News Media Vs Internet Media
National and local newspapers across the world are facing their most radical restructuring in history; scores are folding as advertisers migrate to online advertising. Cutbacks have led to hundreds of journalists being invited to clear their desks. Falling circulation and higher production costs are making matters worse whilst increasing numbers of readers save time and money by reading their favourite newspaper online f95zone.
Very little news content today is gathered by reporters; most of what we read is downloaded free from court and local authority reports. Much is editorial-advertising and product reviews. Why pay a journalist when you can charge an advertiser? Another threat to traditional reporting is posed by citizen journalists; freelances who offer their services in return for lead gathering opportunities.
Few doubt the superiority of online newspapers compared to hard copy. The online edition of the average daily newspaper carries so much information and advertising; a builder’s labourer could not hope to carry it in a wheelbarrow if it went to print. It is not the Internet that threatens journalists’ careers; it is the nature of the change. They too are learning to adapt.
The Internet News Revolution
News organisations are still profitable but their proprietors have seen the writing on the wall. As High Street retailers morph into Internet shopping the newspaper industry knows that street vendor and newsagent distributed newspapers, subsidised by online profits, will follow typewriters into obscurity. The dilemma facing the industry is how best to profit by charging browsers who access their online editions.
Print and distribution costs are crippling news print editions; costs for online copy are comparatively low.
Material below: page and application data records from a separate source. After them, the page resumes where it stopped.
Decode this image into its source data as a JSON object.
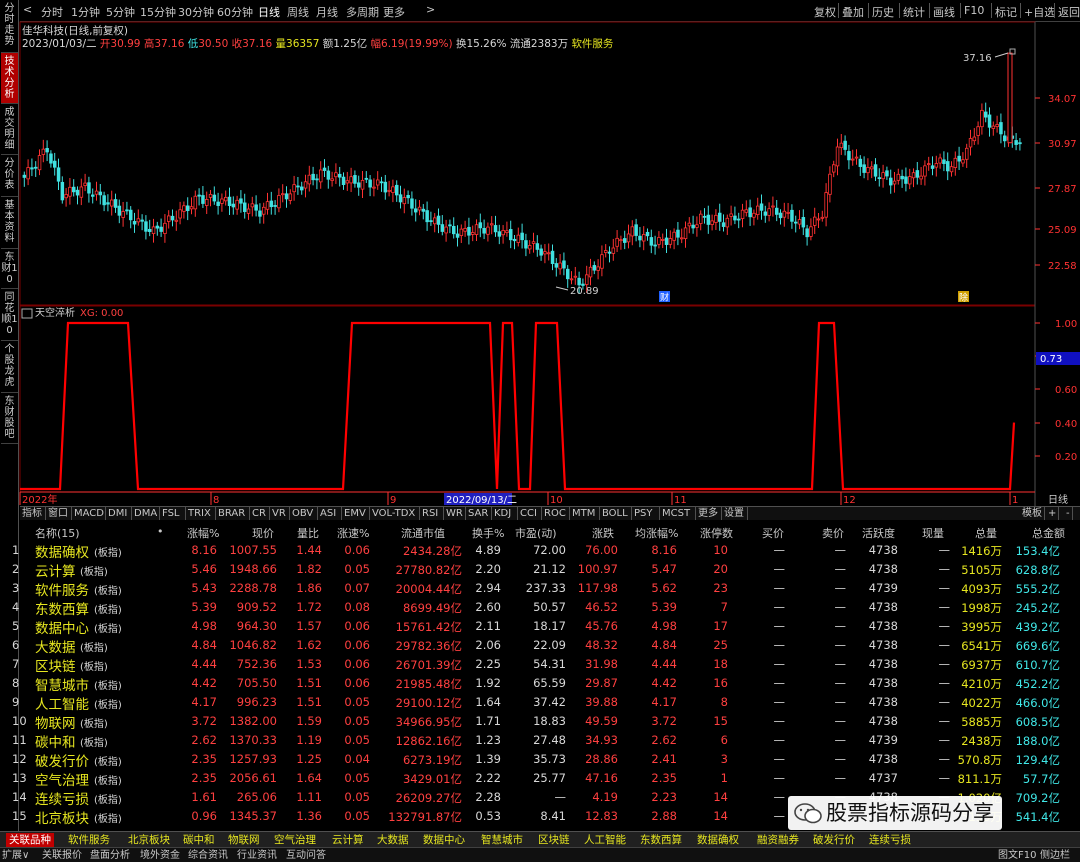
{
  "side_tabs": [
    {
      "label": "分时走势",
      "active": false
    },
    {
      "label": "技术分析",
      "active": true
    },
    {
      "label": "成交明细",
      "active": false
    },
    {
      "label": "分价表",
      "active": false
    },
    {
      "label": "基本资料",
      "active": false
    },
    {
      "label": "东财10",
      "active": false
    },
    {
      "label": "同花顺10",
      "active": false
    },
    {
      "label": "个股龙虎",
      "active": false
    },
    {
      "label": "东财股吧",
      "active": false
    }
  ],
  "period_bar": {
    "back_arrow": "<",
    "forward_arrow": ">",
    "items": [
      {
        "label": "分时",
        "active": false
      },
      {
        "label": "1分钟",
        "active": false
      },
      {
        "label": "5分钟",
        "active": false
      },
      {
        "label": "15分钟",
        "active": false
      },
      {
        "label": "30分钟",
        "active": false
      },
      {
        "label": "60分钟",
        "active": false
      },
      {
        "label": "日线",
        "active": true
      },
      {
        "label": "周线",
        "active": false
      },
      {
        "label": "月线",
        "active": false
      },
      {
        "label": "多周期",
        "active": false
      },
      {
        "label": "更多",
        "active": false
      }
    ],
    "right_items": [
      "复权",
      "叠加",
      "历史",
      "统计",
      "画线",
      "F10",
      "标记",
      "+自选",
      "返回"
    ]
  },
  "stock": {
    "name": "佳华科技",
    "mode": "(日线,前复权)",
    "date": "2023/01/03/二",
    "open_label": "开",
    "open": "30.99",
    "high_label": "高",
    "high": "37.16",
    "low_label": "低",
    "low": "30.50",
    "close_label": "收",
    "close": "37.16",
    "vol_label": "量",
    "volume": "36357",
    "amount_label": "额",
    "amount": "1.25亿",
    "change_label": "幅",
    "change": "6.19(19.99%)",
    "turnover": "换15.26%",
    "float": "流通2383万",
    "industry": "软件服务"
  },
  "kline": {
    "y_ticks": [
      "34.07",
      "30.97",
      "27.87",
      "25.09",
      "22.58"
    ],
    "high_marker": "37.16",
    "low_marker": "20.89",
    "markers": [
      "财",
      "除"
    ]
  },
  "indicator": {
    "name": "天空淬析",
    "xg": "XG: 0.00",
    "y_ticks": [
      "1.00",
      "0.80",
      "0.60",
      "0.40",
      "0.20"
    ],
    "current_value": "0.73",
    "date_axis": [
      "2022年",
      "8",
      "9",
      "10",
      "11",
      "12",
      "1"
    ],
    "cursor_date": "2022/09/13/二",
    "period_label": "日线"
  },
  "indicator_tabs": [
    "指标",
    "窗口",
    "MACD",
    "DMI",
    "DMA",
    "FSL",
    "TRIX",
    "BRAR",
    "CR",
    "VR",
    "OBV",
    "ASI",
    "EMV",
    "VOL-TDX",
    "RSI",
    "WR",
    "SAR",
    "KDJ",
    "CCI",
    "ROC",
    "MTM",
    "BOLL",
    "PSY",
    "MCST",
    "更多",
    "设置"
  ],
  "indicator_tabs_right": [
    "模板",
    "+",
    "-"
  ],
  "table": {
    "headers": [
      "名称(15)",
      "•",
      "涨幅%",
      "现价",
      "量比",
      "涨速%",
      "流通市值",
      "换手%",
      "市盈(动)",
      "涨跌",
      "均涨幅%",
      "涨停数",
      "买价",
      "卖价",
      "活跃度",
      "现量",
      "总量",
      "总金额"
    ],
    "tag": "(板指)",
    "rows": [
      [
        "1",
        "数据确权",
        "8.16",
        "1007.55",
        "1.44",
        "0.06",
        "2434.28亿",
        "4.89",
        "72.00",
        "76.00",
        "8.16",
        "10",
        "—",
        "—",
        "4738",
        "—",
        "1416万",
        "153.4亿"
      ],
      [
        "2",
        "云计算",
        "5.46",
        "1948.66",
        "1.82",
        "0.05",
        "27780.82亿",
        "2.20",
        "21.12",
        "100.97",
        "5.47",
        "20",
        "—",
        "—",
        "4738",
        "—",
        "5105万",
        "628.8亿"
      ],
      [
        "3",
        "软件服务",
        "5.43",
        "2288.78",
        "1.86",
        "0.07",
        "20004.44亿",
        "2.94",
        "237.33",
        "117.98",
        "5.62",
        "23",
        "—",
        "—",
        "4739",
        "—",
        "4093万",
        "555.2亿"
      ],
      [
        "4",
        "东数西算",
        "5.39",
        "909.52",
        "1.72",
        "0.08",
        "8699.49亿",
        "2.60",
        "50.57",
        "46.52",
        "5.39",
        "7",
        "—",
        "—",
        "4738",
        "—",
        "1998万",
        "245.2亿"
      ],
      [
        "5",
        "数据中心",
        "4.98",
        "964.30",
        "1.57",
        "0.06",
        "15761.42亿",
        "2.11",
        "18.17",
        "45.76",
        "4.98",
        "17",
        "—",
        "—",
        "4738",
        "—",
        "3995万",
        "439.2亿"
      ],
      [
        "6",
        "大数据",
        "4.84",
        "1046.82",
        "1.62",
        "0.06",
        "29782.36亿",
        "2.06",
        "22.09",
        "48.32",
        "4.84",
        "25",
        "—",
        "—",
        "4738",
        "—",
        "6541万",
        "669.6亿"
      ],
      [
        "7",
        "区块链",
        "4.44",
        "752.36",
        "1.53",
        "0.06",
        "26701.39亿",
        "2.25",
        "54.31",
        "31.98",
        "4.44",
        "18",
        "—",
        "—",
        "4738",
        "—",
        "6937万",
        "610.7亿"
      ],
      [
        "8",
        "智慧城市",
        "4.42",
        "705.50",
        "1.51",
        "0.06",
        "21985.48亿",
        "1.92",
        "65.59",
        "29.87",
        "4.42",
        "16",
        "—",
        "—",
        "4738",
        "—",
        "4210万",
        "452.2亿"
      ],
      [
        "9",
        "人工智能",
        "4.17",
        "996.23",
        "1.51",
        "0.05",
        "29100.12亿",
        "1.64",
        "37.42",
        "39.88",
        "4.17",
        "8",
        "—",
        "—",
        "4738",
        "—",
        "4022万",
        "466.0亿"
      ],
      [
        "10",
        "物联网",
        "3.72",
        "1382.00",
        "1.59",
        "0.05",
        "34966.95亿",
        "1.71",
        "18.83",
        "49.59",
        "3.72",
        "15",
        "—",
        "—",
        "4738",
        "—",
        "5885万",
        "608.5亿"
      ],
      [
        "11",
        "碳中和",
        "2.62",
        "1370.33",
        "1.19",
        "0.05",
        "12862.16亿",
        "1.23",
        "27.48",
        "34.93",
        "2.62",
        "6",
        "—",
        "—",
        "4739",
        "—",
        "2438万",
        "188.0亿"
      ],
      [
        "12",
        "破发行价",
        "2.35",
        "1257.93",
        "1.25",
        "0.04",
        "6273.19亿",
        "1.39",
        "35.73",
        "28.86",
        "2.41",
        "3",
        "—",
        "—",
        "4738",
        "—",
        "570.8万",
        "129.4亿"
      ],
      [
        "13",
        "空气治理",
        "2.35",
        "2056.61",
        "1.64",
        "0.05",
        "3429.01亿",
        "2.22",
        "25.77",
        "47.16",
        "2.35",
        "1",
        "—",
        "—",
        "4737",
        "—",
        "811.1万",
        "57.7亿"
      ],
      [
        "14",
        "连续亏损",
        "1.61",
        "265.06",
        "1.11",
        "0.05",
        "26209.27亿",
        "2.28",
        "—",
        "4.19",
        "2.23",
        "14",
        "—",
        "—",
        "4738",
        "—",
        "1.020亿",
        "709.2亿"
      ],
      [
        "15",
        "北京板块",
        "0.96",
        "1345.37",
        "1.36",
        "0.05",
        "132791.87亿",
        "0.53",
        "8.41",
        "12.83",
        "2.88",
        "14",
        "—",
        "—",
        "4738",
        "—",
        "5155万",
        "541.4亿"
      ]
    ]
  },
  "bottom_tabs": [
    "关联品种",
    "软件服务",
    "北京板块",
    "碳中和",
    "物联网",
    "空气治理",
    "云计算",
    "大数据",
    "数据中心",
    "智慧城市",
    "区块链",
    "人工智能",
    "东数西算",
    "数据确权",
    "融资融券",
    "破发行价",
    "连续亏损"
  ],
  "status_bar": {
    "left": [
      "扩展∨",
      "关联报价",
      "盘面分析",
      "境外资金",
      "综合资讯",
      "行业资讯",
      "互动问答"
    ],
    "right": [
      "图文F10",
      "侧边栏"
    ]
  },
  "watermark": "股票指标源码分享",
  "colors": {
    "up": "#ff3232",
    "down": "#40e0e0",
    "grid": "#7a0000",
    "indicator_line": "#ff0000"
  }
}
Online newspapers do not have a space problem and deadlines are not an issue. The news is almost immediate and rolled out 24/7. However, in a click-driven competitive market online news media increasingly rely on challenging and investigative journalists, columnists and event analysts.
If a charge is imposed the trick will be to prevent each newspaper’s readership migrating to free online editions. Under the radar discussions are already taking place. Heading the agenda is the quest to discover the most practical means of getting readers to pay for their PC screen content without losing them. News magnate Rupert Murdoch already charges a subscription to access the Wall Street Journal’s insider information copy. He says: “People reading news for free on the web; that’s got to change.”
Recently it was announced that the tycoon has won a concession from Google to limit access to free news reports. It is called slamming the stable door before the horse bolts. Head of Associated Press, Tom Curley agrees: “The readers and viewers are going to have to pay more.” Others argue that viewers will simple not pay. The truth is no one knows as no one has been there before.